Dataset items:
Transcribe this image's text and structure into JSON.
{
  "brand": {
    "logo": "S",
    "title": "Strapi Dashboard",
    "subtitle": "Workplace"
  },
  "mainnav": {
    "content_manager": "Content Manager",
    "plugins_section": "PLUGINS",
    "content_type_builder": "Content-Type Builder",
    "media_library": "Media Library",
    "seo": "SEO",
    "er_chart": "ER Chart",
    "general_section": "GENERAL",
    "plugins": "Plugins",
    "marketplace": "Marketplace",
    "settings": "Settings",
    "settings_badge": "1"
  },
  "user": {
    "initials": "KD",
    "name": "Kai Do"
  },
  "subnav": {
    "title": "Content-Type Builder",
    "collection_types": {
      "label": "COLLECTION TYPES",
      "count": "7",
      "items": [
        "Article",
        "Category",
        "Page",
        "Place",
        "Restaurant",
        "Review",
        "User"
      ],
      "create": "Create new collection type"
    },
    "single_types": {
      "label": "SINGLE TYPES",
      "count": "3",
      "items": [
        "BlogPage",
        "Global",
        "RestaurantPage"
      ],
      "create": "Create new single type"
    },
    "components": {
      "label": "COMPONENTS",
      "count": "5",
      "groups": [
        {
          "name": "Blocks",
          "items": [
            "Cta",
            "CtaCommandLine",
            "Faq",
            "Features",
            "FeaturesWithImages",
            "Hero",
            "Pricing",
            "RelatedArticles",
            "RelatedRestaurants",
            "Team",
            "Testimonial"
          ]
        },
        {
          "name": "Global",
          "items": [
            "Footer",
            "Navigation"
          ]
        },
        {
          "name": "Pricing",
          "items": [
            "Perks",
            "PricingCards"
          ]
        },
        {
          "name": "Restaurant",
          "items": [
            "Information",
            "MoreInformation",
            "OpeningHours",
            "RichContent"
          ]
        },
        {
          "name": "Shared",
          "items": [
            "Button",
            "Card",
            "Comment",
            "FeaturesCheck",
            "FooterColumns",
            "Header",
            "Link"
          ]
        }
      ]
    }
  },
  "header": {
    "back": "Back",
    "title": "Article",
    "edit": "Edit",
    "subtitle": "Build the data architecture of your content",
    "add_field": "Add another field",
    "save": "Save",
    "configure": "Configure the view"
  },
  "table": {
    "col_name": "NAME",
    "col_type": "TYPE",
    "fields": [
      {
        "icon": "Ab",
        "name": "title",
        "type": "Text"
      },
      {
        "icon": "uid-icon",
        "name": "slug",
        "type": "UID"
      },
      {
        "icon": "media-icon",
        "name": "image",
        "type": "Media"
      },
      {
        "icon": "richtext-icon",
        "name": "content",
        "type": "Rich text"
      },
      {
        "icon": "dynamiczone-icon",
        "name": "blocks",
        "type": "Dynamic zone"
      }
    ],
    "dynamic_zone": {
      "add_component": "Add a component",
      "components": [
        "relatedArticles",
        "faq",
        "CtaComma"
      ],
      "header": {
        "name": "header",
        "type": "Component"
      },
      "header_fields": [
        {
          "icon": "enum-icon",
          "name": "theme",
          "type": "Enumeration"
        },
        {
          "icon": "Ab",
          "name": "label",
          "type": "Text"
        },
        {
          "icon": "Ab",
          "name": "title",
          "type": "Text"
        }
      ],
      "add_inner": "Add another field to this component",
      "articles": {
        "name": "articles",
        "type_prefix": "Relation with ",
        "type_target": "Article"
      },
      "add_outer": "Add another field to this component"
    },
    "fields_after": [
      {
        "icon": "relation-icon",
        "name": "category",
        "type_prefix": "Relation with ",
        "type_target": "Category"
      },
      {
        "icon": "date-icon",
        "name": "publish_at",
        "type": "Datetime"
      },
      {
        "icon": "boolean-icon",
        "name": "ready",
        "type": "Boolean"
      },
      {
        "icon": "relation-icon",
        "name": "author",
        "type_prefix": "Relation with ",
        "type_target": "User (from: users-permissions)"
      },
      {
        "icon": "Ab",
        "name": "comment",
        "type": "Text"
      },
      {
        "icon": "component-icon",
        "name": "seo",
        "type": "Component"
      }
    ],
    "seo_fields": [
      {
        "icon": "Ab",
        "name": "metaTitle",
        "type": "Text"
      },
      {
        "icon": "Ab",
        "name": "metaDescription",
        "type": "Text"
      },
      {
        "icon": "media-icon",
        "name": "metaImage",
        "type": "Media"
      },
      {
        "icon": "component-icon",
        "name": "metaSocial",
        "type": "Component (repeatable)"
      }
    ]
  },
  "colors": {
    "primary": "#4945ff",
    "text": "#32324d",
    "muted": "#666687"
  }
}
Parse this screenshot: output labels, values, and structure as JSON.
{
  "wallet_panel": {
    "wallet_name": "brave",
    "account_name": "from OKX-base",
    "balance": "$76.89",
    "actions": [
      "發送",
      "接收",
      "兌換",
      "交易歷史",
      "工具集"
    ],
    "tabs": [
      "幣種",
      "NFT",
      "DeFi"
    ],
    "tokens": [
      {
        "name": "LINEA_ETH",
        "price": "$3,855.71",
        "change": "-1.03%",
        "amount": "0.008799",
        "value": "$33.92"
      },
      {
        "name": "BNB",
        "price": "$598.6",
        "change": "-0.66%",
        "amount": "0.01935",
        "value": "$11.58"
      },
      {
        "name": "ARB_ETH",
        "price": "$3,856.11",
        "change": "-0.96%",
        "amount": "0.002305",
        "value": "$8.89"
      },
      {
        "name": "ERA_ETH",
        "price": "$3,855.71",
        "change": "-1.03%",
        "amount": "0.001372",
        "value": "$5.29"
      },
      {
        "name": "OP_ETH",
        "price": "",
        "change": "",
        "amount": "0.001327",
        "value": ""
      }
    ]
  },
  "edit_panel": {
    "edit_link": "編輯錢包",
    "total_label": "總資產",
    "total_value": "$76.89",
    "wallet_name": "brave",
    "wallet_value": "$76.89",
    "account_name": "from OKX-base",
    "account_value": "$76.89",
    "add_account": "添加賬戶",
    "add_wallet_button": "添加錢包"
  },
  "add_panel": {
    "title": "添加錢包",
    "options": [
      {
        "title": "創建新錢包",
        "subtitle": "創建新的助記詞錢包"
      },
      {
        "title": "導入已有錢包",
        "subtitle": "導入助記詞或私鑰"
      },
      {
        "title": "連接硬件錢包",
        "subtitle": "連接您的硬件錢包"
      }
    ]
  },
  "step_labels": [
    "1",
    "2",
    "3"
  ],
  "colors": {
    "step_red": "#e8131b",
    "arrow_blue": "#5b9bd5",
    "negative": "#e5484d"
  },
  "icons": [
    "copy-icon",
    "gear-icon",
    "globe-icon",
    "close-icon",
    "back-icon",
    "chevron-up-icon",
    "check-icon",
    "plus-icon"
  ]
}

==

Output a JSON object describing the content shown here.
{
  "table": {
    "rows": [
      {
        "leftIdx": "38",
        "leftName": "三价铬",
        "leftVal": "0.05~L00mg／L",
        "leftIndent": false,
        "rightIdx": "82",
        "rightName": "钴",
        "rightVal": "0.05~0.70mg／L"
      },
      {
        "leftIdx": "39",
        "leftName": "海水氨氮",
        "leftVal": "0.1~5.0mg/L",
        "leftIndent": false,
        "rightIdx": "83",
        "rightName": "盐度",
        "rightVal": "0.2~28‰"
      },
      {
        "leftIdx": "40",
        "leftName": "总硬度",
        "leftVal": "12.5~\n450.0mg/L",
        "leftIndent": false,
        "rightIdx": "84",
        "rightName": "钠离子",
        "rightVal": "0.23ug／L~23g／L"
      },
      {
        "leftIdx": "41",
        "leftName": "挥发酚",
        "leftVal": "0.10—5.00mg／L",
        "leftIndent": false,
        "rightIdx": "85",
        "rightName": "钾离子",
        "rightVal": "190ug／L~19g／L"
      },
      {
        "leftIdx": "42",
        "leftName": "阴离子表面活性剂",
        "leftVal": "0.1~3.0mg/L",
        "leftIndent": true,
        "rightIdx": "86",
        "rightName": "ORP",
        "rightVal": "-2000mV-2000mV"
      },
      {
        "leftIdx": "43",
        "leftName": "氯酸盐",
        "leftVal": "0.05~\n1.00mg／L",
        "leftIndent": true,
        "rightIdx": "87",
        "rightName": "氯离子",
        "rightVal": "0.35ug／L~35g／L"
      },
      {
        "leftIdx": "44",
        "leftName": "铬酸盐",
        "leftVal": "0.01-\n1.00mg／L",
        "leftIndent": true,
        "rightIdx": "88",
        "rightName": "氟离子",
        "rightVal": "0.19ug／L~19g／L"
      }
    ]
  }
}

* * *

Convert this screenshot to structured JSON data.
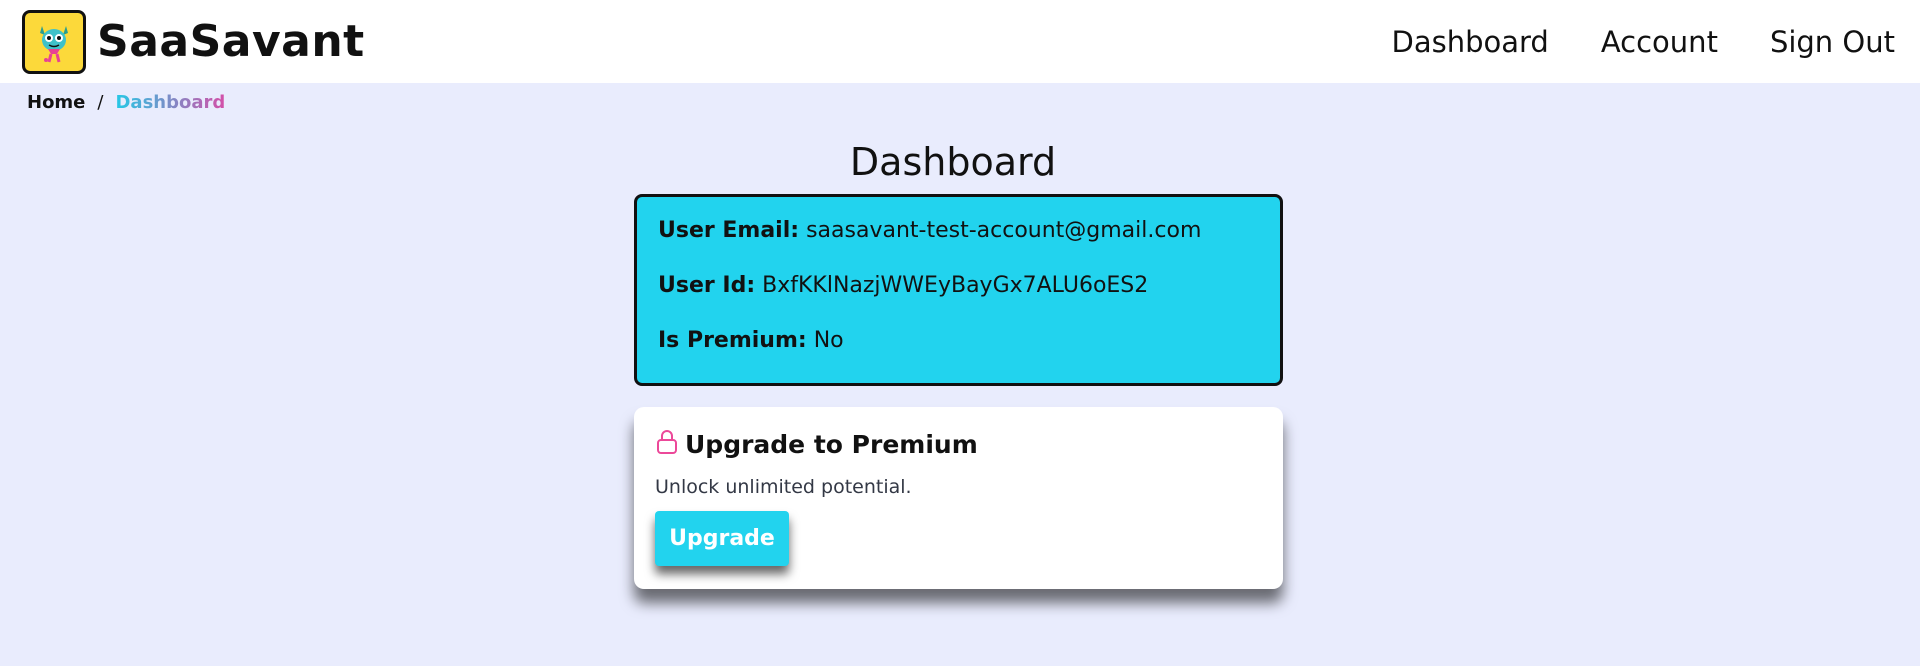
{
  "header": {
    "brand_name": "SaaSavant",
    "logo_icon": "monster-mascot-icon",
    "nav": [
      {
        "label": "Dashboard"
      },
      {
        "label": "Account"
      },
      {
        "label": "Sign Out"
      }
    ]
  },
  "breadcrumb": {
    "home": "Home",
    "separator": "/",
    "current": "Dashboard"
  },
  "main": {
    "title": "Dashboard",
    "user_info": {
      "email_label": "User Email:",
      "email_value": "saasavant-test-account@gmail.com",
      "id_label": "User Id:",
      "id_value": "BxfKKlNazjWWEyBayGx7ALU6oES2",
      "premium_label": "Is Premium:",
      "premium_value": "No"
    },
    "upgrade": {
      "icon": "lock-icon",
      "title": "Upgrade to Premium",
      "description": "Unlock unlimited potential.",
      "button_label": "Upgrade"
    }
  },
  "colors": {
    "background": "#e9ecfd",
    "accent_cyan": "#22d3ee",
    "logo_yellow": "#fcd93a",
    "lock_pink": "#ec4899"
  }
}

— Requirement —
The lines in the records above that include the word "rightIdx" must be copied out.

— Answer to this problem —
        "rightIdx": "82",
        "rightIdx": "83",
        "rightIdx": "84",
        "rightIdx": "85",
        "rightIdx": "86",
        "rightIdx": "87",
        "rightIdx": "88",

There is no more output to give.